Montréal-based Domtar Corporation brands itself “The Sustainable Paper Company” and is fast becoming a wood fiber innovation engine using sustainability as the foundation of its business transformation. David Struhs, the company’s vice president of sustainability, explains how co-generation, new manufacturing and attention to market niches are some of the ways that vision plays out.
“If you view what sustainability means in an ecosystem, it is ultimately being as efficient as possible with resources and being able to adapt,” says David Struhs, the vice president of sustainability for Domtar Corporation, a Montréal-based paper manufacturer. “Our idea is that innovation has to occur within the different, unique ecosystems and economies of where our different facilities operate.”
The idea of adapting sustainability goals at each company factory — that is, having ideas adapted to rather than adopted by — is just one of the pieces of Domtar’s journey toward broader sustainability practices.
The company, which says it’s the largest integrated marketer and manufacturer of uncoated freesheet paper in North America, had revenues of $5.5 billion in 2012. It produces 4.2 million metric tons of hardwood, softwood and fluff pulp, which it manufactures into paper and consumer products such as store brand infant diapers.
Struhs helps oversee Domtar’s sustainability efforts, which include setting targets for reductions in greenhouse gas, water and waste. Domtar has also been working to increase its supply of certified fiber through a Chain-of-Custody certification to recognized third party standards, including the Forest Stewardship Council and the Programme for the Endorsement of Forest Certification.
Struhs has been at Domtar for about a year and a half. He has had a variety of previous lives, mostly within government: he was an environmental regulator working for the U.S. federal Environmental Protection Agency; a member of the Council on Environmental Quality in the Executive Office of the President of the United States; and the environmental commissioner for the state of Massachusetts and then the environmental secretary for the state of Florida. He then moved to International Paper, the Memphis, Tenn., company “which is still to this day the largest forest products company in the world,” he says. It was at International Paper, Struhs says, “where I really became more and more convinced that, as important as government is in driving change, ultimately, the solutions are invented and executed in the private sector.”

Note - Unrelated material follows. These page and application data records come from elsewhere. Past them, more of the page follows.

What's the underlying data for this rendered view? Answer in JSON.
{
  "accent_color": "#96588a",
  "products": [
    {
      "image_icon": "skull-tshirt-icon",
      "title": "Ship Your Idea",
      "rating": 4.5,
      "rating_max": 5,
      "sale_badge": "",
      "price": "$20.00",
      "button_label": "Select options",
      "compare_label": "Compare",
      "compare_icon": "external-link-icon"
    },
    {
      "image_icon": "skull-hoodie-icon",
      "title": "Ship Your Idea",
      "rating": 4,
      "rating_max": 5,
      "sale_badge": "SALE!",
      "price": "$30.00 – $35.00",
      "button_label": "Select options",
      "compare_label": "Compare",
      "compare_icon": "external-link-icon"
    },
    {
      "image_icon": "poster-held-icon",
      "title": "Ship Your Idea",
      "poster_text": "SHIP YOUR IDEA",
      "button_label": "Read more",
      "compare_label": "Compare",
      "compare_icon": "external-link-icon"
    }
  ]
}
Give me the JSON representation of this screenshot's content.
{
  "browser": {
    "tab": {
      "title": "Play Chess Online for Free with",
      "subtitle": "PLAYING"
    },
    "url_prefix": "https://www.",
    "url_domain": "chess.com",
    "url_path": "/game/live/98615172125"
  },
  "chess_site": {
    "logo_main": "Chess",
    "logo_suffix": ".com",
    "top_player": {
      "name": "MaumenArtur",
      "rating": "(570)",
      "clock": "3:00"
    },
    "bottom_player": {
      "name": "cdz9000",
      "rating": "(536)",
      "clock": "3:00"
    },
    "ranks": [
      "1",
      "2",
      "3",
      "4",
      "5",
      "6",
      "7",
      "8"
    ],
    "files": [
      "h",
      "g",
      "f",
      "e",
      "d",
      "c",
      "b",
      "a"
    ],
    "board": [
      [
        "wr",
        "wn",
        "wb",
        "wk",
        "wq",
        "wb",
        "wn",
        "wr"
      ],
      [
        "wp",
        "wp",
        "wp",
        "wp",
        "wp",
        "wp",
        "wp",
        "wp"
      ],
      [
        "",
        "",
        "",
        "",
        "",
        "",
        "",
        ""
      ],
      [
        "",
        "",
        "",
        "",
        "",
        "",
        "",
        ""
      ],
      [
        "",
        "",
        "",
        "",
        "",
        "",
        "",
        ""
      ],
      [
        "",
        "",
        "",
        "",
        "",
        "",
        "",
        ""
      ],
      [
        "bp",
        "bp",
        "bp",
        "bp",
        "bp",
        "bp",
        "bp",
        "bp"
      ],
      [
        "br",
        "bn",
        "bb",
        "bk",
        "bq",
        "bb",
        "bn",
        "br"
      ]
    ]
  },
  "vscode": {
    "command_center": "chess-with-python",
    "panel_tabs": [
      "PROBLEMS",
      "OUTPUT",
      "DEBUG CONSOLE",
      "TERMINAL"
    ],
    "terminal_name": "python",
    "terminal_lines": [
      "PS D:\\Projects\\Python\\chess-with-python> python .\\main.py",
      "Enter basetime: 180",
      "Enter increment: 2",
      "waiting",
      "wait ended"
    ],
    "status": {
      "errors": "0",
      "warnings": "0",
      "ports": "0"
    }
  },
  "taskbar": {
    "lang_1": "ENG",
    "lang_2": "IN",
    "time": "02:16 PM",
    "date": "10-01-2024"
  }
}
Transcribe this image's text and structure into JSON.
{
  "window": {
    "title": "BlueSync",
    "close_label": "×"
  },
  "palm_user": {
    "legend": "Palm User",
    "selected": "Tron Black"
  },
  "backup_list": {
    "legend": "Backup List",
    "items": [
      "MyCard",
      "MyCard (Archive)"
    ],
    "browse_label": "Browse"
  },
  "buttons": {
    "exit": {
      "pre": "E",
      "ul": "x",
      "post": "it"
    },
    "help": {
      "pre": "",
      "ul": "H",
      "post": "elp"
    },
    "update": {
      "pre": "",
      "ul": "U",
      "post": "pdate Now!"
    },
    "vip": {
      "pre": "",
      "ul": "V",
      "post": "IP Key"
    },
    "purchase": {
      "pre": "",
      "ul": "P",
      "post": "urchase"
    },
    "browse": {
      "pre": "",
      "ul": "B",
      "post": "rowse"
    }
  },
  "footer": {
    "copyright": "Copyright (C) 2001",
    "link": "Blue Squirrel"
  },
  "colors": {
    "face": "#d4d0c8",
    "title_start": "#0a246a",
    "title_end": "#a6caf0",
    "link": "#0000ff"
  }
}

In a conversation with David Kiron, MIT Sloan Management Review’s executive editor of the Big Ideas Initiative, and Nina Kruschwitz, MIT SMR’s managing editor and special projects manager, Struhs talks about the new manufacturing technologies that are changing the paper industry, the role that co-generation plays in the company’s operation and the market niches that are becoming bigger pieces of the North American paper manufacturing mix.